3. Tough Going for Pulis and West Brom: it is always tough for midtable teams as they enter the final stages of a season. While others are at the “money” end of their campaigns, those in the middle have already secured another year in the top flight and have little to no hope of finishing high enough to contemplate European football. This is coupled with the fact that West Brom have the among the most inept offensive output of any team in the league. They have the second lowest goals return (31), only ahead of the completely inept Aston Villa (23), the fewest second half goals and among the fewest shots in the entire league. When Sanchez scored early, the loss was all but fait accompli.
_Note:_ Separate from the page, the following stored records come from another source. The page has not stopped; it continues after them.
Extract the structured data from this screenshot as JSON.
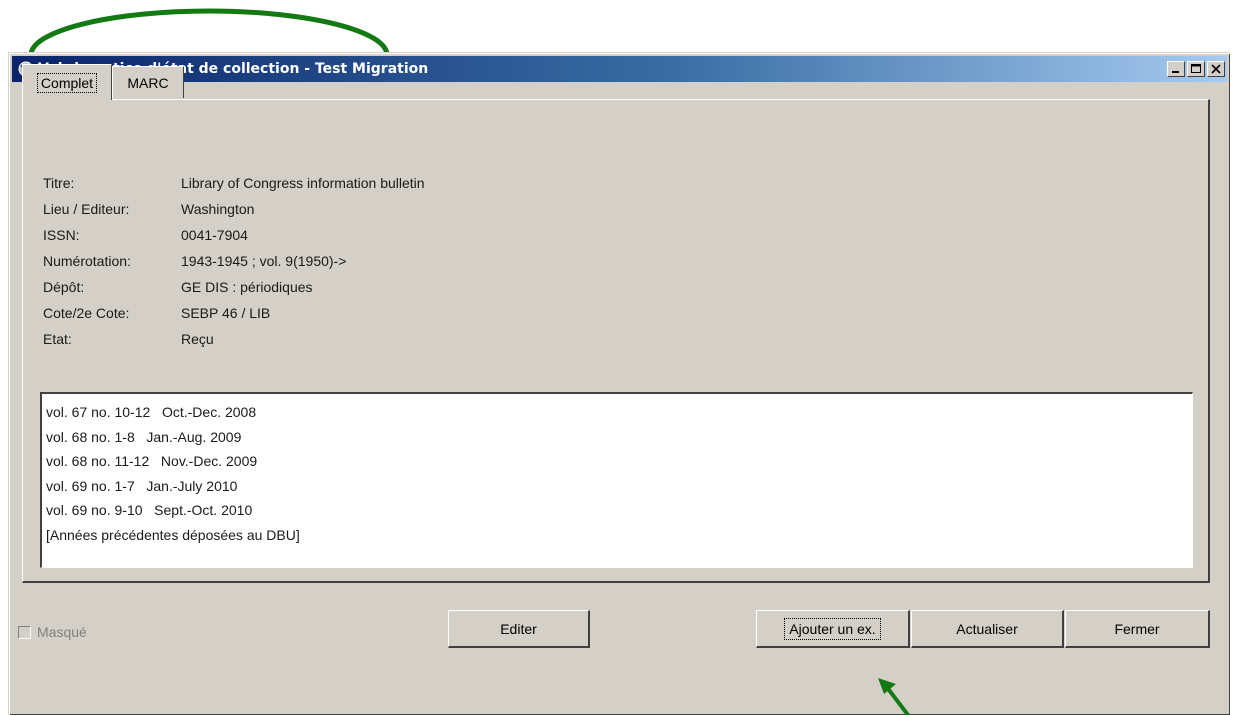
{
  "window": {
    "title": "Voir la notice d'état de collection - Test Migration",
    "controls": {
      "minimize": "minimize-icon",
      "maximize": "maximize-icon",
      "close": "close-icon"
    }
  },
  "tabs": [
    {
      "label": "Complet",
      "active": true
    },
    {
      "label": "MARC",
      "active": false
    }
  ],
  "record": [
    {
      "label": "Titre:",
      "value": "Library of Congress information bulletin"
    },
    {
      "label": "Lieu / Editeur:",
      "value": "Washington"
    },
    {
      "label": "ISSN:",
      "value": "0041-7904"
    },
    {
      "label": "Numérotation:",
      "value": "1943-1945 ; vol. 9(1950)->"
    },
    {
      "label": "Dépôt:",
      "value": "GE DIS : périodiques"
    },
    {
      "label": "Cote/2e Cote:",
      "value": "SEBP 46 / LIB"
    },
    {
      "label": "Etat:",
      "value": "Reçu"
    }
  ],
  "holdings": [
    "vol. 67 no. 10-12   Oct.-Dec. 2008",
    "vol. 68 no. 1-8   Jan.-Aug. 2009",
    "vol. 68 no. 11-12   Nov.-Dec. 2009",
    "vol. 69 no. 1-7   Jan.-July 2010",
    "vol. 69 no. 9-10   Sept.-Oct. 2010",
    "[Années précédentes déposées au DBU]"
  ],
  "checkbox": {
    "label": "Masqué",
    "checked": false,
    "disabled": true
  },
  "buttons": {
    "editer": "Editer",
    "ajouter": "Ajouter un ex.",
    "actualiser": "Actualiser",
    "fermer": "Fermer"
  },
  "colors": {
    "window_bg": "#d4d0c8",
    "titlebar_start": "#0a246a",
    "titlebar_end": "#a6caf0",
    "annotation": "#137a13"
  }
}
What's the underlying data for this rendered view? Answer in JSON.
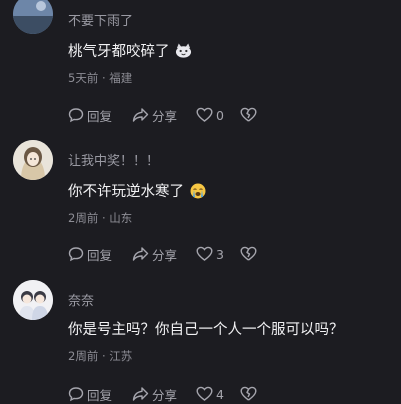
{
  "comments": [
    {
      "username": "不要下雨了",
      "text": "桃气牙都咬碎了",
      "emoji_icon": "cat-face-icon",
      "time": "5天前",
      "location": "福建",
      "actions": {
        "reply": "回复",
        "share": "分享",
        "like_count": "0"
      }
    },
    {
      "username": "让我中奖！！！",
      "text": "你不许玩逆水寒了",
      "emoji_icon": "crying-face-icon",
      "time": "2周前",
      "location": "山东",
      "actions": {
        "reply": "回复",
        "share": "分享",
        "like_count": "3"
      }
    },
    {
      "username": "奈奈",
      "text": "你是号主吗？你自己一个人一个服可以吗？",
      "time": "2周前",
      "location": "江苏",
      "actions": {
        "reply": "回复",
        "share": "分享",
        "like_count": "4"
      }
    }
  ],
  "meta_separator": "·"
}
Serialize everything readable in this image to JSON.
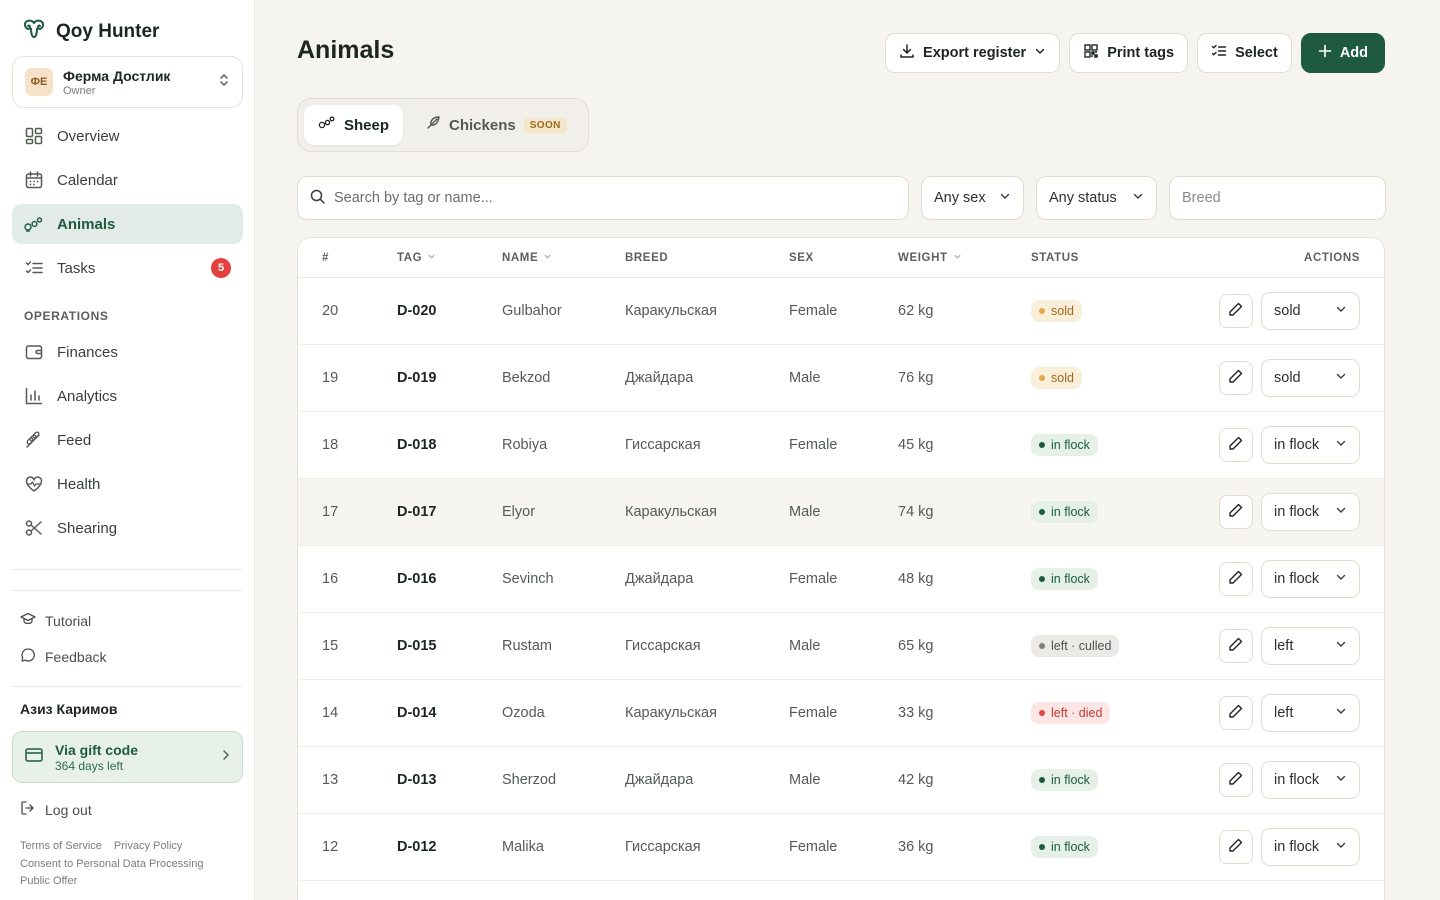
{
  "brand": {
    "name": "Qoy Hunter"
  },
  "farm": {
    "avatar": "ФЕ",
    "name": "Ферма Достлик",
    "role": "Owner"
  },
  "nav": [
    {
      "label": "Overview",
      "icon": "grid-icon"
    },
    {
      "label": "Calendar",
      "icon": "calendar-icon"
    },
    {
      "label": "Animals",
      "icon": "sheep-icon",
      "active": true
    },
    {
      "label": "Tasks",
      "icon": "checklist-icon",
      "badge": "5"
    }
  ],
  "operations_label": "OPERATIONS",
  "operations": [
    {
      "label": "Finances",
      "icon": "wallet-icon"
    },
    {
      "label": "Analytics",
      "icon": "bar-chart-icon"
    },
    {
      "label": "Feed",
      "icon": "wheat-icon"
    },
    {
      "label": "Health",
      "icon": "heart-pulse-icon"
    },
    {
      "label": "Shearing",
      "icon": "scissors-icon"
    }
  ],
  "bottom": {
    "tutorial": "Tutorial",
    "feedback": "Feedback",
    "logout": "Log out"
  },
  "user": {
    "name": "Азиз Каримов"
  },
  "gift": {
    "title": "Via gift code",
    "sub": "364 days left"
  },
  "legal": {
    "terms": "Terms of Service",
    "privacy": "Privacy Policy",
    "consent": "Consent to Personal Data Processing",
    "offer": "Public Offer"
  },
  "page": {
    "title": "Animals"
  },
  "actions": {
    "export": "Export register",
    "print": "Print tags",
    "select": "Select",
    "add": "Add"
  },
  "tabs": {
    "sheep": "Sheep",
    "chickens": "Chickens",
    "soon": "SOON"
  },
  "filters": {
    "search_placeholder": "Search by tag or name...",
    "sex": "Any sex",
    "status": "Any status",
    "breed_placeholder": "Breed"
  },
  "columns": {
    "num": "#",
    "tag": "TAG",
    "name": "NAME",
    "breed": "BREED",
    "sex": "SEX",
    "weight": "WEIGHT",
    "status": "STATUS",
    "actions": "ACTIONS"
  },
  "rows": [
    {
      "num": "20",
      "tag": "D-020",
      "name": "Gulbahor",
      "breed": "Каракульская",
      "sex": "Female",
      "weight": "62 kg",
      "status": "sold",
      "status_kind": "sold",
      "select": "sold"
    },
    {
      "num": "19",
      "tag": "D-019",
      "name": "Bekzod",
      "breed": "Джайдара",
      "sex": "Male",
      "weight": "76 kg",
      "status": "sold",
      "status_kind": "sold",
      "select": "sold"
    },
    {
      "num": "18",
      "tag": "D-018",
      "name": "Robiya",
      "breed": "Гиссарская",
      "sex": "Female",
      "weight": "45 kg",
      "status": "in flock",
      "status_kind": "flock",
      "select": "in flock"
    },
    {
      "num": "17",
      "tag": "D-017",
      "name": "Elyor",
      "breed": "Каракульская",
      "sex": "Male",
      "weight": "74 kg",
      "status": "in flock",
      "status_kind": "flock",
      "select": "in flock",
      "highlight": true
    },
    {
      "num": "16",
      "tag": "D-016",
      "name": "Sevinch",
      "breed": "Джайдара",
      "sex": "Female",
      "weight": "48 kg",
      "status": "in flock",
      "status_kind": "flock",
      "select": "in flock"
    },
    {
      "num": "15",
      "tag": "D-015",
      "name": "Rustam",
      "breed": "Гиссарская",
      "sex": "Male",
      "weight": "65 kg",
      "status": "left · culled",
      "status_kind": "culled",
      "select": "left"
    },
    {
      "num": "14",
      "tag": "D-014",
      "name": "Ozoda",
      "breed": "Каракульская",
      "sex": "Female",
      "weight": "33 kg",
      "status": "left · died",
      "status_kind": "died",
      "select": "left"
    },
    {
      "num": "13",
      "tag": "D-013",
      "name": "Sherzod",
      "breed": "Джайдара",
      "sex": "Male",
      "weight": "42 kg",
      "status": "in flock",
      "status_kind": "flock",
      "select": "in flock"
    },
    {
      "num": "12",
      "tag": "D-012",
      "name": "Malika",
      "breed": "Гиссарская",
      "sex": "Female",
      "weight": "36 kg",
      "status": "in flock",
      "status_kind": "flock",
      "select": "in flock"
    }
  ],
  "colors": {
    "accent": "#1e5a3f",
    "badge": "#e3413d",
    "background": "#f6f4ef"
  }
}
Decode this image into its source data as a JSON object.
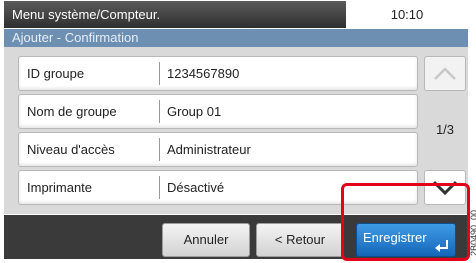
{
  "header": {
    "title": "Menu système/Compteur.",
    "time": "10:10",
    "subtitle": "Ajouter - Confirmation"
  },
  "rows": [
    {
      "label": "ID groupe",
      "value": "1234567890"
    },
    {
      "label": "Nom de groupe",
      "value": "Group 01"
    },
    {
      "label": "Niveau d'accès",
      "value": "Administrateur"
    },
    {
      "label": "Imprimante",
      "value": "Désactivé"
    }
  ],
  "pager": {
    "page": "1/3",
    "up_icon": "chevron-up-icon",
    "down_icon": "chevron-down-icon"
  },
  "footer": {
    "cancel_label": "Annuler",
    "back_label": "< Retour",
    "save_label": "Enregistrer",
    "save_icon": "enter-icon"
  },
  "figure_id": "2B0490_00"
}
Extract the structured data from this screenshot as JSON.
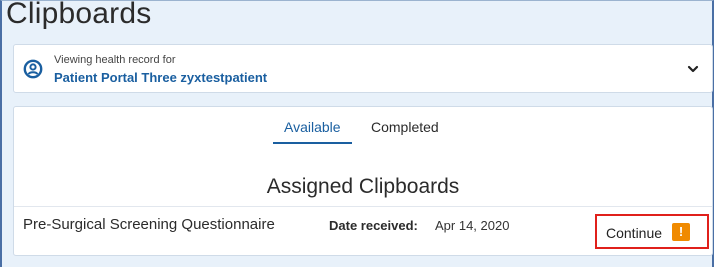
{
  "page": {
    "title": "Clipboards"
  },
  "record": {
    "caption": "Viewing health record for",
    "patient_name": "Patient Portal Three zyxtestpatient"
  },
  "tabs": [
    {
      "label": "Available",
      "active": true
    },
    {
      "label": "Completed",
      "active": false
    }
  ],
  "section": {
    "title": "Assigned Clipboards"
  },
  "clipboards": [
    {
      "name": "Pre-Surgical Screening Questionnaire",
      "date_label": "Date received:",
      "date_value": "Apr 14, 2020",
      "action_label": "Continue",
      "alert_symbol": "!"
    }
  ],
  "colors": {
    "accent": "#1a5fa0",
    "alert": "#f08a00",
    "highlight_border": "#e0201b"
  },
  "icons": {
    "record": "person-circle-icon",
    "expand": "chevron-down-icon",
    "alert": "exclamation-icon"
  }
}
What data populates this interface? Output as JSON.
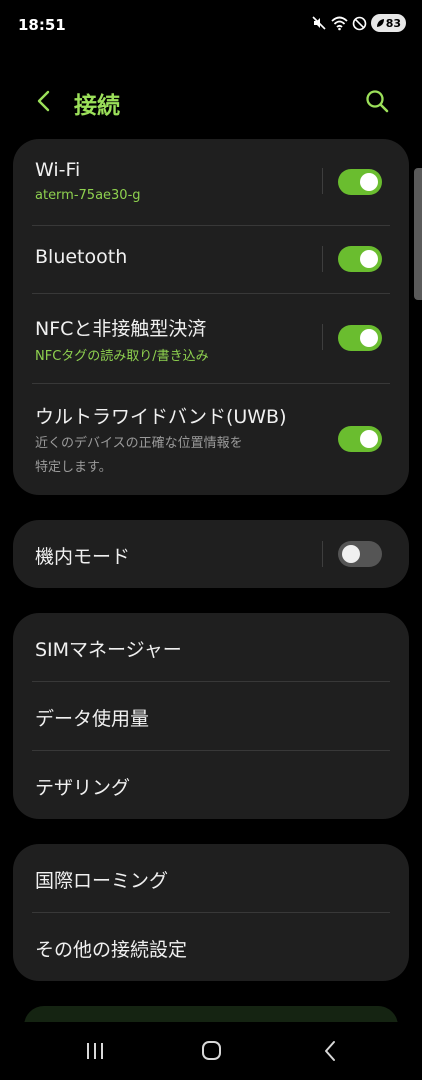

Pulis has always been a conservative manager and one who is really the polar opposite of Wenger. He believes in defending deeply and narrowly and playing long balls to try to squeeze out a goal on the “counter,” or awaiting free kicks where his tall players can beat many teams. His stubbornness this term in keeping Berahino from far too many games has certainly hurt the team, but they are just not set up to score enough goals to make the top half of the table. Just looking at how Mark Hughes has completely overhauled the Stoke side he inherited from Pulis tells you all you need to know about his negative tactics, with the Ramsey leg break when Pulis was still at Stoke at the heart of the animosity between the two managers. But he has again seen his team to safety with games in hand and must find it hard to properly motivate them as they start to dream of their summer vacations. The great irony is that his opponents Thursday, having dreamed of glory a couple of months ago, find themselves in a similar state, only needing another win or two to guarantee another year of Champions League football. And if that doesn’t come down to Wenger, it is hard to see who else to blame.

No comments: